- The Oxford Handbook of Johannine Studies
- The Text of The Gospel and Letters of John
- Literary Sources of the Gospel and Letters of John
- John and other Gospels
- The Story of the Johannine Community and its Literature
- The Beloved Disciple, the Fourth Evangelist, and the Authorship of the Fourth Gospel
- The Gospel of John and Archaeology
- The Jews of the Fourth Gospel
- The Johannine Literature in a Greek Context
- The Johannine Literature and Contemporary Jewish Literature
- The Johannine Literature and the Gnostics
- The Fourth Gospel as Narrative and Drama
- Ideological Readings of the Fourth Gospel
- Gender and the Fourth Gospel
- Social-Scientific Readings of the Gospel and Letters of John
- Symbolism and ‘Signs’ in the Fourth Gospel
- Dualism and the World in the Gospel and Letters of John
- Eschatology and Time in the Gospel of John
- The Person of Jesus Christ in the Gospel of John
- The Purpose of the Ministry and Death of Jesus in the Gospel of John
- Faith, Eternal Life, and the Spirit in the Gospel of John
- Ethics in Community in the Gospel and Letters of John
- Temple, Festivals, and Scripture in the Gospel Of John
- The Johannine Literature and the Canon
- Johannine Commentaries in the Early Church
- Index Locorum
- General Index
Abstract and Keywords

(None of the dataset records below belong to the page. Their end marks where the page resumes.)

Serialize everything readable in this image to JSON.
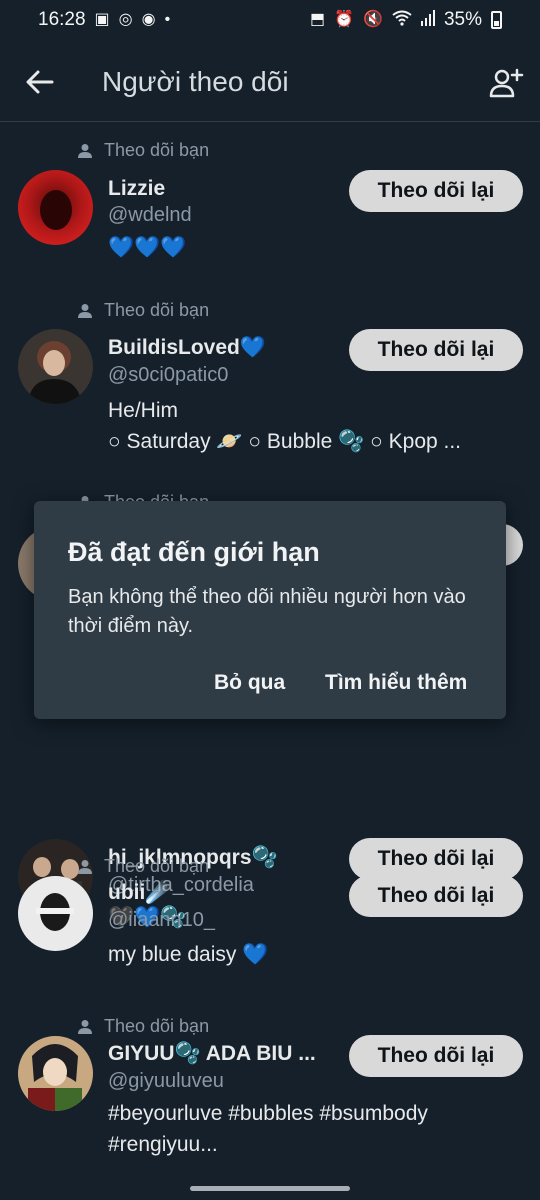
{
  "status_bar": {
    "time": "16:28",
    "battery": "35%"
  },
  "header": {
    "title": "Người theo dõi"
  },
  "follows_you_label": "Theo dõi bạn",
  "follow_back_label": "Theo dõi lại",
  "followers": [
    {
      "name": "Lizzie",
      "handle": "@wdelnd",
      "bio": [
        "💙💙💙"
      ]
    },
    {
      "name": "BuildisLoved💙",
      "handle": "@s0ci0patic0",
      "bio": [
        "He/Him",
        "○ Saturday 🪐 ○ Bubble 🫧 ○ Kpop ..."
      ]
    },
    {
      "name": "hi_jklmnopqrs🫧",
      "handle": "@tirtha_cordelia",
      "bio": [
        "🖤💙🫧"
      ]
    },
    {
      "name": "ubii☄️",
      "handle": "@iiaann10_",
      "bio": [
        "my blue daisy 💙"
      ]
    },
    {
      "name": "GIYUU🫧 ADA BIU ...",
      "handle": "@giyuuluveu",
      "bio": [
        "#beyourluve #bubbles #bsumbody",
        "#rengiyuu..."
      ]
    }
  ],
  "dialog": {
    "title": "Đã đạt đến giới hạn",
    "body": "Bạn không thể theo dõi nhiều người hơn vào thời điểm này.",
    "dismiss": "Bỏ qua",
    "learn_more": "Tìm hiểu thêm"
  }
}
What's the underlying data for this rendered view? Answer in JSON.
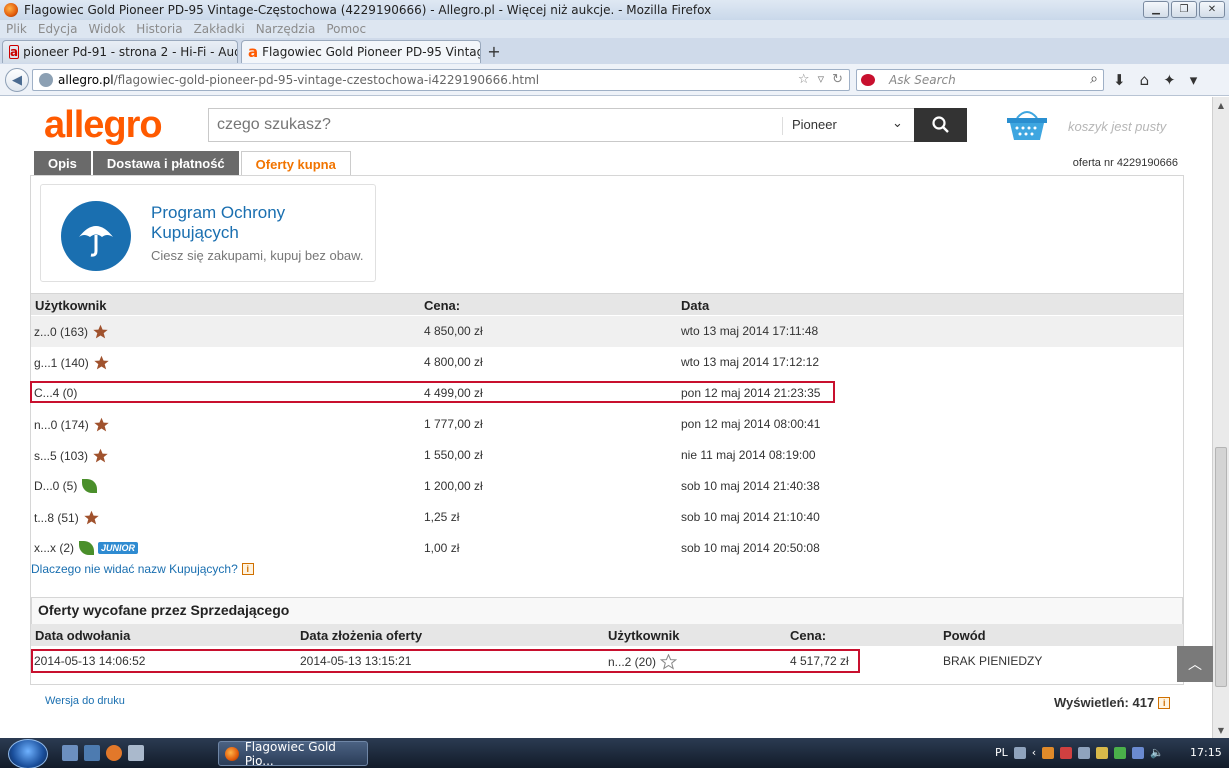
{
  "window": {
    "title": "Flagowiec Gold Pioneer PD-95 Vintage-Częstochowa (4229190666) - Allegro.pl - Więcej niż aukcje. - Mozilla Firefox"
  },
  "menu": [
    "Plik",
    "Edycja",
    "Widok",
    "Historia",
    "Zakładki",
    "Narzędzia",
    "Pomoc"
  ],
  "tabs": [
    {
      "label": "pioneer Pd-91 - strona 2 - Hi-Fi - Aud..."
    },
    {
      "label": "Flagowiec Gold Pioneer PD-95 Vintag..."
    }
  ],
  "address": {
    "domain": "allegro.pl",
    "path": "/flagowiec-gold-pioneer-pd-95-vintage-czestochowa-i4229190666.html"
  },
  "browser_search": {
    "placeholder": "Ask Search"
  },
  "site": {
    "logo": "allegro",
    "search_placeholder": "czego szukasz?",
    "category": "Pioneer",
    "basket_label": "koszyk jest pusty"
  },
  "page_tabs": [
    "Opis",
    "Dostawa i płatność",
    "Oferty kupna"
  ],
  "offer_nr": "oferta nr 4229190666",
  "protection": {
    "title": "Program Ochrony Kupujących",
    "subtitle": "Ciesz się zakupami, kupuj bez obaw."
  },
  "bids": {
    "headers": [
      "Użytkownik",
      "Cena:",
      "Data"
    ],
    "rows": [
      {
        "user": "z...0 (163)",
        "price": "4 850,00 zł",
        "date": "wto 13 maj 2014 17:11:48"
      },
      {
        "user": "g...1 (140)",
        "price": "4 800,00 zł",
        "date": "wto 13 maj 2014 17:12:12"
      },
      {
        "user": "C...4 (0)",
        "price": "4 499,00 zł",
        "date": "pon 12 maj 2014 21:23:35"
      },
      {
        "user": "n...0 (174)",
        "price": "1 777,00 zł",
        "date": "pon 12 maj 2014 08:00:41"
      },
      {
        "user": "s...5 (103)",
        "price": "1 550,00 zł",
        "date": "nie 11 maj 2014 08:19:00"
      },
      {
        "user": "D...0 (5)",
        "price": "1 200,00 zł",
        "date": "sob 10 maj 2014 21:40:38"
      },
      {
        "user": "t...8 (51)",
        "price": "1,25 zł",
        "date": "sob 10 maj 2014 21:10:40"
      },
      {
        "user": "x...x (2)",
        "price": "1,00 zł",
        "date": "sob 10 maj 2014 20:50:08"
      }
    ],
    "junior_badge": "JUNIOR"
  },
  "why_link": "Dlaczego nie widać nazw Kupujących?",
  "withdrawn": {
    "title": "Oferty wycofane przez Sprzedającego",
    "headers": [
      "Data odwołania",
      "Data złożenia oferty",
      "Użytkownik",
      "Cena:",
      "Powód"
    ],
    "row": {
      "cancel_date": "2014-05-13 14:06:52",
      "offer_date": "2014-05-13 13:15:21",
      "user": "n...2 (20)",
      "price": "4 517,72 zł",
      "reason": "BRAK PIENIEDZY"
    }
  },
  "print_link": "Wersja do druku",
  "views": "Wyświetleń: 417",
  "taskbar": {
    "task_label": "Flagowiec Gold Pio...",
    "lang": "PL",
    "clock": "17:15"
  },
  "colors": {
    "brand": "#ff5a00",
    "highlight": "#c8102e",
    "link": "#1a6fb0"
  }
}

Early Christians found many ways to proclaim their ‘good news’, prominently including the kind of popular biography represented by the Gospels of Mark, Matthew, and Luke. The relationship of the Fourth Gospel to those texts has long intrigued readers. The patristic claim that John supplemented the Synoptics gave way in the twentieth century to the opinion that John was independent. Opinion has recently shifted. While the compositional process complicates the picture, the Fourth Evangelist probably did draw on the Synoptics. He did so creatively, shaping his account to make distinctive theological and Christological points. He also drew from a broad tradition of Jesus’ teaching, evident in such texts as the Gospel of Thomas. Yet the Gospel also works creatively with elements of Synoptic teaching. The Fourth Gospel subsequently attained a wide acceptance and numerous echoes in the second century, including the unknown Gospel on Papyrus Egerton 2.
Harold W. Attridge is the Sterling Professor of Divinity at Yale University Divinity School. He has engaged in research on Hellenistic Judaism, the Epistle to the Hebrews, Nag Hammadi texts and the Gospel According to John. He is the author of Hebrews: A Commentary (1989) and Essays on John and Hebrews (2010).
Access to the complete content on Oxford Handbooks Online requires a subscription or purchase. Public users are able to search the site and view the abstracts and keywords for each book and chapter without a subscription.
If you have purchased a print title that contains an access token, please see the token for information about how to register your code.